## MATERIAL FOR THIS EXERCISE
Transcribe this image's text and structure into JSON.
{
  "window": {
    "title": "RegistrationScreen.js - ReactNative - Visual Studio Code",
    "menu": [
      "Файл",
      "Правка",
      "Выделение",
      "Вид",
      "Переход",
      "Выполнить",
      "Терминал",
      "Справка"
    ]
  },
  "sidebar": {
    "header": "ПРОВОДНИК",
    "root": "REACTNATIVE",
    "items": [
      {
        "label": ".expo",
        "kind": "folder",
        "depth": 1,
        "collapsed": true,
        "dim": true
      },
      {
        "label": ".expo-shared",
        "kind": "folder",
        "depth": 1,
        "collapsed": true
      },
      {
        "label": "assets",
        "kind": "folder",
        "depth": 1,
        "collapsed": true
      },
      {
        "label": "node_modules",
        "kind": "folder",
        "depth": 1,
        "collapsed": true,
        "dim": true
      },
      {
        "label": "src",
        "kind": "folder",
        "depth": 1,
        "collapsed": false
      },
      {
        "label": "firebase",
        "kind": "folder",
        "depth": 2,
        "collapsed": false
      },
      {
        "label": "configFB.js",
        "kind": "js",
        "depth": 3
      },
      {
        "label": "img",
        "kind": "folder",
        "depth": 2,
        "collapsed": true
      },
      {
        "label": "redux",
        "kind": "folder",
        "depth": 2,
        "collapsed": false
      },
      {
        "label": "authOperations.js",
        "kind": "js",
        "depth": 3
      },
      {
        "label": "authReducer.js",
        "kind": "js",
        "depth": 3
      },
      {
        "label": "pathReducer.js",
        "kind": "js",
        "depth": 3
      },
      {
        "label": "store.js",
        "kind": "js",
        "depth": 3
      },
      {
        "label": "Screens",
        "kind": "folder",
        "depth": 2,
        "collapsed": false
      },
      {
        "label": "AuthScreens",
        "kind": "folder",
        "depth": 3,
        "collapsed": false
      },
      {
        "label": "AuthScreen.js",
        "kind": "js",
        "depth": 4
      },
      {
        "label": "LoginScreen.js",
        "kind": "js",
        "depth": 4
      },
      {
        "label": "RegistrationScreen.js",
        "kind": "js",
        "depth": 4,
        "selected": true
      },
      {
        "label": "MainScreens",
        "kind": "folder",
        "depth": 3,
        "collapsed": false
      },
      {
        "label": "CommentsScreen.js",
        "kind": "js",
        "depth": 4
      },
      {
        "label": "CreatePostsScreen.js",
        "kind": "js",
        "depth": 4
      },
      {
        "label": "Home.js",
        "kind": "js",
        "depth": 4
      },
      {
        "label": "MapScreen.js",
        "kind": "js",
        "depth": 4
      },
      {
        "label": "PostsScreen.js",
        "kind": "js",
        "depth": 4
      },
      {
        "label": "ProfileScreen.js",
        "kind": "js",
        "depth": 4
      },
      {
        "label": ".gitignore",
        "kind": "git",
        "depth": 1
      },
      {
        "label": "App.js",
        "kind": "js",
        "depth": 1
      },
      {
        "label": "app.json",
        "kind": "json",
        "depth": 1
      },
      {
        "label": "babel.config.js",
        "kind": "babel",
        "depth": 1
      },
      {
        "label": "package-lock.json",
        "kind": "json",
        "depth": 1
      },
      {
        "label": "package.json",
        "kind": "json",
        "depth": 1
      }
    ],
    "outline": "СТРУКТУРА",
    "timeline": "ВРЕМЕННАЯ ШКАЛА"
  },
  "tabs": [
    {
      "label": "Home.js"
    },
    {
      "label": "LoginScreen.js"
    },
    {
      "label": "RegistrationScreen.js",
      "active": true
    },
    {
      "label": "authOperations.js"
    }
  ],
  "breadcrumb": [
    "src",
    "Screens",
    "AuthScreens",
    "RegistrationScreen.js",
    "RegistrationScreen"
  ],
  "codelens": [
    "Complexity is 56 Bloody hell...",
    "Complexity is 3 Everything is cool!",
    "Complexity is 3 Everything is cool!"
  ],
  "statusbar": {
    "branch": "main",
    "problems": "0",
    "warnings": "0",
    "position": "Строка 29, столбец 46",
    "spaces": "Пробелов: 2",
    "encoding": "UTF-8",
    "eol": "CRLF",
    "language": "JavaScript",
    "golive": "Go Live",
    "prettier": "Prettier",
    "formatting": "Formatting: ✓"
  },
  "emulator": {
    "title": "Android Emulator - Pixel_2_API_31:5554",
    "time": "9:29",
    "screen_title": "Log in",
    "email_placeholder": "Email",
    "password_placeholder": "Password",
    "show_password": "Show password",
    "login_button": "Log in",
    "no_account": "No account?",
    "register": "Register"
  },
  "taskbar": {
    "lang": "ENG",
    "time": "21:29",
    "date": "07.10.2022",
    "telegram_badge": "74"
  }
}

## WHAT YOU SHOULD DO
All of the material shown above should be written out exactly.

## TASK SOLUTION
Transcribe this image's text and structure into JSON.
{
  "window": {
    "title": "RegistrationScreen.js - ReactNative - Visual Studio Code",
    "menu": [
      "Файл",
      "Правка",
      "Выделение",
      "Вид",
      "Переход",
      "Выполнить",
      "Терминал",
      "Справка"
    ]
  },
  "sidebar": {
    "header": "ПРОВОДНИК",
    "root": "REACTNATIVE",
    "items": [
      {
        "label": ".expo",
        "kind": "folder",
        "depth": 1,
        "collapsed": true,
        "dim": true
      },
      {
        "label": ".expo-shared",
        "kind": "folder",
        "depth": 1,
        "collapsed": true
      },
      {
        "label": "assets",
        "kind": "folder",
        "depth": 1,
        "collapsed": true
      },
      {
        "label": "node_modules",
        "kind": "folder",
        "depth": 1,
        "collapsed": true,
        "dim": true
      },
      {
        "label": "src",
        "kind": "folder",
        "depth": 1,
        "collapsed": false
      },
      {
        "label": "firebase",
        "kind": "folder",
        "depth": 2,
        "collapsed": false
      },
      {
        "label": "configFB.js",
        "kind": "js",
        "depth": 3
      },
      {
        "label": "img",
        "kind": "folder",
        "depth": 2,
        "collapsed": true
      },
      {
        "label": "redux",
        "kind": "folder",
        "depth": 2,
        "collapsed": false
      },
      {
        "label": "authOperations.js",
        "kind": "js",
        "depth": 3
      },
      {
        "label": "authReducer.js",
        "kind": "js",
        "depth": 3
      },
      {
        "label": "pathReducer.js",
        "kind": "js",
        "depth": 3
      },
      {
        "label": "store.js",
        "kind": "js",
        "depth": 3
      },
      {
        "label": "Screens",
        "kind": "folder",
        "depth": 2,
        "collapsed": false
      },
      {
        "label": "AuthScreens",
        "kind": "folder",
        "depth": 3,
        "collapsed": false
      },
      {
        "label": "AuthScreen.js",
        "kind": "js",
        "depth": 4
      },
      {
        "label": "LoginScreen.js",
        "kind": "js",
        "depth": 4
      },
      {
        "label": "RegistrationScreen.js",
        "kind": "js",
        "depth": 4,
        "selected": true
      },
      {
        "label": "MainScreens",
        "kind": "folder",
        "depth": 3,
        "collapsed": false
      },
      {
        "label": "CommentsScreen.js",
        "kind": "js",
        "depth": 4
      },
      {
        "label": "CreatePostsScreen.js",
        "kind": "js",
        "depth": 4
      },
      {
        "label": "Home.js",
        "kind": "js",
        "depth": 4
      },
      {
        "label": "MapScreen.js",
        "kind": "js",
        "depth": 4
      },
      {
        "label": "PostsScreen.js",
        "kind": "js",
        "depth": 4
      },
      {
        "label": "ProfileScreen.js",
        "kind": "js",
        "depth": 4
      },
      {
        "label": ".gitignore",
        "kind": "git",
        "depth": 1
      },
      {
        "label": "App.js",
        "kind": "js",
        "depth": 1
      },
      {
        "label": "app.json",
        "kind": "json",
        "depth": 1
      },
      {
        "label": "babel.config.js",
        "kind": "babel",
        "depth": 1
      },
      {
        "label": "package-lock.json",
        "kind": "json",
        "depth": 1
      },
      {
        "label": "package.json",
        "kind": "json",
        "depth": 1
      }
    ],
    "outline": "СТРУКТУРА",
    "timeline": "ВРЕМЕННАЯ ШКАЛА"
  },
  "tabs": [
    {
      "label": "Home.js"
    },
    {
      "label": "LoginScreen.js"
    },
    {
      "label": "RegistrationScreen.js",
      "active": true
    },
    {
      "label": "authOperations.js"
    }
  ],
  "breadcrumb": [
    "src",
    "Screens",
    "AuthScreens",
    "RegistrationScreen.js",
    "RegistrationScreen"
  ],
  "codelens": [
    "Complexity is 56 Bloody hell...",
    "Complexity is 3 Everything is cool!",
    "Complexity is 3 Everything is cool!"
  ],
  "statusbar": {
    "branch": "main",
    "problems": "0",
    "warnings": "0",
    "position": "Строка 29, столбец 46",
    "spaces": "Пробелов: 2",
    "encoding": "UTF-8",
    "eol": "CRLF",
    "language": "JavaScript",
    "golive": "Go Live",
    "prettier": "Prettier",
    "formatting": "Formatting: ✓"
  },
  "emulator": {
    "title": "Android Emulator - Pixel_2_API_31:5554",
    "time": "9:29",
    "screen_title": "Log in",
    "email_placeholder": "Email",
    "password_placeholder": "Password",
    "show_password": "Show password",
    "login_button": "Log in",
    "no_account": "No account?",
    "register": "Register"
  },
  "taskbar": {
    "lang": "ENG",
    "time": "21:29",
    "date": "07.10.2022",
    "telegram_badge": "74"
  }
}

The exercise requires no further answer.